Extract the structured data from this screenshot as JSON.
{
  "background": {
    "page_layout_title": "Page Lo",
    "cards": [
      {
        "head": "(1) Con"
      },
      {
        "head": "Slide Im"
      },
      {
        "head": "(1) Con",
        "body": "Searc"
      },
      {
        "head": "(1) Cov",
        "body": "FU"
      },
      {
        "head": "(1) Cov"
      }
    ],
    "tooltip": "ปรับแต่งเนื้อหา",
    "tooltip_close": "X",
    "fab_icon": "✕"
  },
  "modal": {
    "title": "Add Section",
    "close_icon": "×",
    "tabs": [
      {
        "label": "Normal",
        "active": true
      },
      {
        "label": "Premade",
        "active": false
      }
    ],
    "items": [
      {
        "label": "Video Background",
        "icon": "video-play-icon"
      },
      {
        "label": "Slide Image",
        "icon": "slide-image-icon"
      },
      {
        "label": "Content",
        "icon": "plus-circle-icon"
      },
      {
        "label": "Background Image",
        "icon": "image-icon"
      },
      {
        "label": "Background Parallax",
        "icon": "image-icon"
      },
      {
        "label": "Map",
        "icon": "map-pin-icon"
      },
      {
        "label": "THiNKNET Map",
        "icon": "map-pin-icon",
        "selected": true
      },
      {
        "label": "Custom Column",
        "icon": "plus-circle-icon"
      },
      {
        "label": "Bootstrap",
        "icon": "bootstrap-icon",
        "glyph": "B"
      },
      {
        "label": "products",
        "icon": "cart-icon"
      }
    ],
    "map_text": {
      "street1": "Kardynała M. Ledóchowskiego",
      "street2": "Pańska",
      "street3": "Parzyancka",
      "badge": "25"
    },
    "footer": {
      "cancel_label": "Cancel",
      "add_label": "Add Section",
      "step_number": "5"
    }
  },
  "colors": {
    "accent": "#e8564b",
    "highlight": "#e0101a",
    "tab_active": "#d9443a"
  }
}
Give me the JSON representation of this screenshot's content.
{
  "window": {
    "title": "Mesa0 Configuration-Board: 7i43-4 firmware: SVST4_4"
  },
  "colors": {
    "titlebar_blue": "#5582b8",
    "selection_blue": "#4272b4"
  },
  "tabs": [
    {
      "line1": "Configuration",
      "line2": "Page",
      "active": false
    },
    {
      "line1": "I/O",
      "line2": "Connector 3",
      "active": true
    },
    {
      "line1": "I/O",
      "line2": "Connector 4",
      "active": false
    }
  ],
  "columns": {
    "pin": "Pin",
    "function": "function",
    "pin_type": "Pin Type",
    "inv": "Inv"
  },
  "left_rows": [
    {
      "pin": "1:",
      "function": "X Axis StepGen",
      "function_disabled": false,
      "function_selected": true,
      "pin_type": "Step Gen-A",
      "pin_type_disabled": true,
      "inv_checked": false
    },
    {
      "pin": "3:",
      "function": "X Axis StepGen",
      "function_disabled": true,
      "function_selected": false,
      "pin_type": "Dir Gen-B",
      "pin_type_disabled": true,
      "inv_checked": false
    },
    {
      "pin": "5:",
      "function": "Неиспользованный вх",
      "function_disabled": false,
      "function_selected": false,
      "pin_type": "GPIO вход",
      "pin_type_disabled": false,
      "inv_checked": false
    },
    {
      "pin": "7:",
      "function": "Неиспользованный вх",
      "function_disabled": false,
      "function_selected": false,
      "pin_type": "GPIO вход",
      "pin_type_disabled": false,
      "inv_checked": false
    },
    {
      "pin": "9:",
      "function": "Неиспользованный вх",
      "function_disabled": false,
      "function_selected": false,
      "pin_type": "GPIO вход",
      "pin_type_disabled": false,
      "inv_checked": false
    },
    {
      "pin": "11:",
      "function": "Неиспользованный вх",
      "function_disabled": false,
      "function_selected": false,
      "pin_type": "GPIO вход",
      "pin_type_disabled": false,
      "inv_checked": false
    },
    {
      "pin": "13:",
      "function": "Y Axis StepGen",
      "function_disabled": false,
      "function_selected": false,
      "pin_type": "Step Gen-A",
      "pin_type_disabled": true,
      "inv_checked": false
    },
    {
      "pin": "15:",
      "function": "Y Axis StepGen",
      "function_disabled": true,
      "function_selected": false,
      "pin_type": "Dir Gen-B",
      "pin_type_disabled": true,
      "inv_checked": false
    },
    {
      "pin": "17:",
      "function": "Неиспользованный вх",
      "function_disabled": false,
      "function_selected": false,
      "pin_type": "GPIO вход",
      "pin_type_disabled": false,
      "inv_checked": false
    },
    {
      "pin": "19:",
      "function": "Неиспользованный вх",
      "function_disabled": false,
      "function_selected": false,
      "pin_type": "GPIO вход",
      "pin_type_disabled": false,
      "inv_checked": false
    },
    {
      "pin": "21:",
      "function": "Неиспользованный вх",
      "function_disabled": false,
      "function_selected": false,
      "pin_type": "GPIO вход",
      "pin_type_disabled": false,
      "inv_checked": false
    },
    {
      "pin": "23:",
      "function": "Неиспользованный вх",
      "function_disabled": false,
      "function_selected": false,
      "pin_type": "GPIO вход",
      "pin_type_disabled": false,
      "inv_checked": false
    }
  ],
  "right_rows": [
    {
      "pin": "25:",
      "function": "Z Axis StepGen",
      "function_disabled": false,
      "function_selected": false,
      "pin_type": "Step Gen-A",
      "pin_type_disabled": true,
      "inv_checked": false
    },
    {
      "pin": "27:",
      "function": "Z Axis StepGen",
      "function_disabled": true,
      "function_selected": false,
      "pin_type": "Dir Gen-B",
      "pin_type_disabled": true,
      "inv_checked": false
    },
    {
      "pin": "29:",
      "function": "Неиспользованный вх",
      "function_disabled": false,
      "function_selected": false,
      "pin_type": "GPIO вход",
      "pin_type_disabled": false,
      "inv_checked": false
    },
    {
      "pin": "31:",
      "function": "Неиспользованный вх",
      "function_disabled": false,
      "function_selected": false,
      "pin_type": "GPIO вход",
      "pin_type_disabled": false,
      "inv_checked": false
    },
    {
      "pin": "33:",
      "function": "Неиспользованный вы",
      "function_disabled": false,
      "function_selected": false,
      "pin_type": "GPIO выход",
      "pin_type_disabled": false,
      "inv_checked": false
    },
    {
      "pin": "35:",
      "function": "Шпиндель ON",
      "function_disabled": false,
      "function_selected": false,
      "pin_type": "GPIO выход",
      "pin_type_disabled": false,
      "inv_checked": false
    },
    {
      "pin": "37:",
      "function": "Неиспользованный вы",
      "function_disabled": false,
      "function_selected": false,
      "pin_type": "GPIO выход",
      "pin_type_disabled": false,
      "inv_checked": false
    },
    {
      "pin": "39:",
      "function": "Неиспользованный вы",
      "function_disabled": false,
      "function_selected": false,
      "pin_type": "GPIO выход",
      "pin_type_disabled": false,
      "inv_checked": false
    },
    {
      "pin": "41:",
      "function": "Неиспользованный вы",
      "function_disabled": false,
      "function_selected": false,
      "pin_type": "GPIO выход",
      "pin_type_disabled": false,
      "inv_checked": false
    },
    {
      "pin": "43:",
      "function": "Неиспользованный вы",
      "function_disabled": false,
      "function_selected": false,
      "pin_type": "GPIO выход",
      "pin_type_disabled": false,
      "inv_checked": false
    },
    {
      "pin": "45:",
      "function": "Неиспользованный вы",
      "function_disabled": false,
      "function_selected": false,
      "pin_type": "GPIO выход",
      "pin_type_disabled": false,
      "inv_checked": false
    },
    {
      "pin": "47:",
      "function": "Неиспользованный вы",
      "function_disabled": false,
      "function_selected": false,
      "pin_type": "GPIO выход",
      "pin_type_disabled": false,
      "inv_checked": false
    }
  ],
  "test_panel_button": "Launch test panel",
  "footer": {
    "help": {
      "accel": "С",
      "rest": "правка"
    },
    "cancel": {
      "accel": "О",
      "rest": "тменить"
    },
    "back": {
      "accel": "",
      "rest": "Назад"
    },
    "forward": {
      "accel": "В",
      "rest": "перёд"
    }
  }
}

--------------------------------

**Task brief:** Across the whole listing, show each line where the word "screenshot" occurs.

**Written reply:**
Extract the structured data from this screenshot as JSON.
Give me the JSON representation of this screenshot's content.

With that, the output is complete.